Australia’s renovation boom has continued to power ahead as homeowners and investors look to cash in on the hot housing market.
According to realestate.com.au’s latest Property Seeker report, homeowners and investors are spending an average of $76,000 on home improvements, with this figure ballooning to $107,000 for those renovating with the aim of selling or leasing their property.
The report, which surveyed 6,700 Australians in December 2020, also found people making improvements instead of moving had a slightly larger budget of $108,000, while those motivated by style and requirements spent the least on average, at $68,000.
It comes as recent data by the Australian Bureau of Statistics showed lending for renovations reached the highest level since 2009 in February, while the value of council approved alterations and additions rose 11% to $973.2 million – just below all-time highs.
“Households have changed their spending habits in response to the COVID-19 interruptions,” said Housing Industry Association Chief Economist, Tim Reardon.
“Many have diverted funds that would have typically been spent on travel and entertainment into buying a new home or improving their existing one.”
Savings driving renovation spend
While government schemes like HomeBuilder – which expired in March – have been widely credited for boosting renovation activity during COVID-19, minimum spending requirements and income caps mean homeowners and investors were also forced to look elsewhere.
To have been eligible for HomeBuilder, applicants needed to earn less than $125,000 for singles, and $200,000 for couples, and spend between $150,000 and $750,000 on a renovation. Other criteria included limits on the value of the property.
Since many renovators didn’t reach those requirements many turned to their savings instead, with the Property Seeker survey revealing 72% of home improvers either had, or planned to, use their savings or redraw on their home loan to finance their home improvements.
At the height of the COVID-19 uncertainty, households put aside an extra $100 billion in savings to weather the economic storm, and the RBA estimates a further $40 billion was pumped into mortgage offset and redraw accounts between March and December last year.
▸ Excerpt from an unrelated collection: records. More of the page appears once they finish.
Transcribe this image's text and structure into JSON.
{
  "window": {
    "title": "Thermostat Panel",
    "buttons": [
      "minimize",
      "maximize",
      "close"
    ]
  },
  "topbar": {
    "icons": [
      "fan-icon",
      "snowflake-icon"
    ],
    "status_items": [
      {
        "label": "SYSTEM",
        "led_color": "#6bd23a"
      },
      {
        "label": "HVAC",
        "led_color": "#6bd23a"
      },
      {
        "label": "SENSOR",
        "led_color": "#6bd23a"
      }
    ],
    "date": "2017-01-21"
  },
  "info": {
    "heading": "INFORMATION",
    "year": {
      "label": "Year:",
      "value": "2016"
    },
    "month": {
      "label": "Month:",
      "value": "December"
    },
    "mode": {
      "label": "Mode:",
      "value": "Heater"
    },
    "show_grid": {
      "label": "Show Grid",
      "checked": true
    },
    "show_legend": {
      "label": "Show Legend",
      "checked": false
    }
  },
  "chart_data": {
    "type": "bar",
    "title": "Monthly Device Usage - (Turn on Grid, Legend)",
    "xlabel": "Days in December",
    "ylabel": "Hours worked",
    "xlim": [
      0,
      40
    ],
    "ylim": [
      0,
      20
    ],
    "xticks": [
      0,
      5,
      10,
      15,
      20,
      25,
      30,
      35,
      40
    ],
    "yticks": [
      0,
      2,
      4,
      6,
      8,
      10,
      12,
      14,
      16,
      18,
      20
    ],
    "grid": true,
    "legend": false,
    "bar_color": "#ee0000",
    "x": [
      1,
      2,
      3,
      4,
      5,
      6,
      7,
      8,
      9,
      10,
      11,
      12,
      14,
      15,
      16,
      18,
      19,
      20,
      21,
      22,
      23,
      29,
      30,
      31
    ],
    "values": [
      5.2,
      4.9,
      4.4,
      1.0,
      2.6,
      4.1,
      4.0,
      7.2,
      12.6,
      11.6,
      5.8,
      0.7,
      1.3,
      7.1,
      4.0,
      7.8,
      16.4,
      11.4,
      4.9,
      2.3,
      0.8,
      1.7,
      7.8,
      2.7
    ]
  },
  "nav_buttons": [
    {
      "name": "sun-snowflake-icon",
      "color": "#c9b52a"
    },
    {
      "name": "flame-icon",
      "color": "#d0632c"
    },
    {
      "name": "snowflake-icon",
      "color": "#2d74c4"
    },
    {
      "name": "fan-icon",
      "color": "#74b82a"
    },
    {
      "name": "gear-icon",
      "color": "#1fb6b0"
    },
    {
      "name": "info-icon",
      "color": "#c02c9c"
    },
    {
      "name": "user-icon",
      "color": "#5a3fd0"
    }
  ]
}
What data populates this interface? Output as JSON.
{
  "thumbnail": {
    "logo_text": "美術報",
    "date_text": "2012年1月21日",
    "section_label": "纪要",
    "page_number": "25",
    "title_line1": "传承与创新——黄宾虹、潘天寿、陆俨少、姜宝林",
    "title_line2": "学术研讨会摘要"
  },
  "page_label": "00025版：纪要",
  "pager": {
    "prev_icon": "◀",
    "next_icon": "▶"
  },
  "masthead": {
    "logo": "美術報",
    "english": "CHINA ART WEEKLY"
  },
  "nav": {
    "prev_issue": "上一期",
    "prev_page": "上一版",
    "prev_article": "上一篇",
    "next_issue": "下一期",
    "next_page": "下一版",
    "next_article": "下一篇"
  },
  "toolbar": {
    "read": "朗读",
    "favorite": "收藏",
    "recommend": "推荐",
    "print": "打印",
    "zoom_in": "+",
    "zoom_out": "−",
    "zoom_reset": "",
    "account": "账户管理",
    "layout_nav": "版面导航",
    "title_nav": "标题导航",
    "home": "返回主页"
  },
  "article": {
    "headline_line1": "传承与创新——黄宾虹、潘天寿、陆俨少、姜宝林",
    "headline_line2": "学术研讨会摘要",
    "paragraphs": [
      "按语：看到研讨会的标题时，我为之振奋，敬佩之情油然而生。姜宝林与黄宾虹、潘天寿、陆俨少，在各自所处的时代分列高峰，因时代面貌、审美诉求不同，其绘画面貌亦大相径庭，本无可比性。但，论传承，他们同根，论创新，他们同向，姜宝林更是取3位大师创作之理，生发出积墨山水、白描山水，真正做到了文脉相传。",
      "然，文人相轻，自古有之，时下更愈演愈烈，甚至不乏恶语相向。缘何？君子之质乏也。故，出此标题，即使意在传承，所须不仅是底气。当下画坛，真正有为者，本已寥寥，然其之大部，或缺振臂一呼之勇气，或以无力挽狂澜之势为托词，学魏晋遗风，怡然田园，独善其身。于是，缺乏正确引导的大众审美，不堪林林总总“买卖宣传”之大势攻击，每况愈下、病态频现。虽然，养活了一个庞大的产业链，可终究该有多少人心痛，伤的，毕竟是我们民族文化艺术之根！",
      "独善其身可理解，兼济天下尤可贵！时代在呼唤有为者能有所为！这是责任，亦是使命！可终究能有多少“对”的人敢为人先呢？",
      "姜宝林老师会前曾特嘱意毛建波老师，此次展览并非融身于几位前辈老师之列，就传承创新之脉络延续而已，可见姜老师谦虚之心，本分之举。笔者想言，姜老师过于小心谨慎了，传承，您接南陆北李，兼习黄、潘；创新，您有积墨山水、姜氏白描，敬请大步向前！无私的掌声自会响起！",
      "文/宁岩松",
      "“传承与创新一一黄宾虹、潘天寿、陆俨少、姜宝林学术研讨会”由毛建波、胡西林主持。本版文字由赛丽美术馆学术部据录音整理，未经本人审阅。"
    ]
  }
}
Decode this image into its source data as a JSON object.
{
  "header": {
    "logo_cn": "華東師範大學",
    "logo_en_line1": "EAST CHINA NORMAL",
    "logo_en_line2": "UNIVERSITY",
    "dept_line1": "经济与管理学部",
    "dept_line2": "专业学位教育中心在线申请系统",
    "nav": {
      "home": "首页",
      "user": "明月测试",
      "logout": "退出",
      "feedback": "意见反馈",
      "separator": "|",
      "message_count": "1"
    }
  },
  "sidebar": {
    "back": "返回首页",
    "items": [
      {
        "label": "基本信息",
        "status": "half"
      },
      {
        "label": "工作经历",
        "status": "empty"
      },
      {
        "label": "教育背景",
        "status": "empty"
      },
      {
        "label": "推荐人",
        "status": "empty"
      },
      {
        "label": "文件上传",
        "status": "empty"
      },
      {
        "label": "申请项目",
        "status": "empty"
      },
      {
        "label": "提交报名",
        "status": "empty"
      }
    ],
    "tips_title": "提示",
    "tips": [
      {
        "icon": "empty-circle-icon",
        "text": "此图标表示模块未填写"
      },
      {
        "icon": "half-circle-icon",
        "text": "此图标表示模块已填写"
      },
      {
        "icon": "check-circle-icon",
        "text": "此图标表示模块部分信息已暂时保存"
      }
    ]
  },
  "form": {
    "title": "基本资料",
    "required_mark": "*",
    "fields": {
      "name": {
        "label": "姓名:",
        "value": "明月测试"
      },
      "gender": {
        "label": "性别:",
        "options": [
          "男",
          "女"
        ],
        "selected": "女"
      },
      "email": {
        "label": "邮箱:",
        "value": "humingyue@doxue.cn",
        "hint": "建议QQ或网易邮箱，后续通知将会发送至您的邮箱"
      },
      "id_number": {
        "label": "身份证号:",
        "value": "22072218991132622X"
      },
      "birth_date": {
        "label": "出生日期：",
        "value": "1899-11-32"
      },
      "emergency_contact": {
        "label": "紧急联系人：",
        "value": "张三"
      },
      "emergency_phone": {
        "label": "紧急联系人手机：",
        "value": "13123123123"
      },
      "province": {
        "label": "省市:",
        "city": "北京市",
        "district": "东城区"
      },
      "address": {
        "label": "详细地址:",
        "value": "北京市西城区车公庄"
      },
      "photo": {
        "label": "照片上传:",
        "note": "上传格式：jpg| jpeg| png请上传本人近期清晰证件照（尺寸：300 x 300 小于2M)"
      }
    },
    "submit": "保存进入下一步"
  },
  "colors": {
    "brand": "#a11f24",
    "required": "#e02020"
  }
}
In its latest Statement of Monetary Policy, the RBA said the increase in payments “is likely to reflect a combination of reduced opportunities for spending, mortgage holders saving for precautionary reasons, and some borrowers depositing cash received from early release superannuation and fiscal payments into these accounts.”
What are my other options?
Government stimulus is largely winding down, and not everyone has built up a savings war chest large enough to fund an entire renovation.
So, what are your other options?
According to the Property Seeker survey, Australians also funded their renovation projects through a credit card, tapped into their equity through refinancing, or took out a personal loan.
Your finance choices
When it comes to financing a home renovation your main options are to:
- Use the equity in your home
- Redraw from your current loan
- Use a line of credit
- Refinance your existing loan
- Apply for a personal loan, or
- Consider a building and construction loan.
The option you choose will depend on your particular circumstances, but some lenders will require you to take out a particular type of loan for a renovation. So it’s important to look at the pros and cons of each option, and also to consult your Smartline Mortgage Adviser upfront about the right finance option for you, so that you can achieve your renovation sooner.
DISCLAIMER: The information contained in this article is correct at the time of publishing and is subject to change. It is intended to be of a general nature only. It has been prepared without taking into account any person’s objectives, financial situation or needs. Before acting on this information, Smartline recommends that you consider whether it is appropriate for your circumstances. Smartline recommends that you seek independent legal, financial, and taxation advice before acting on any information in this article.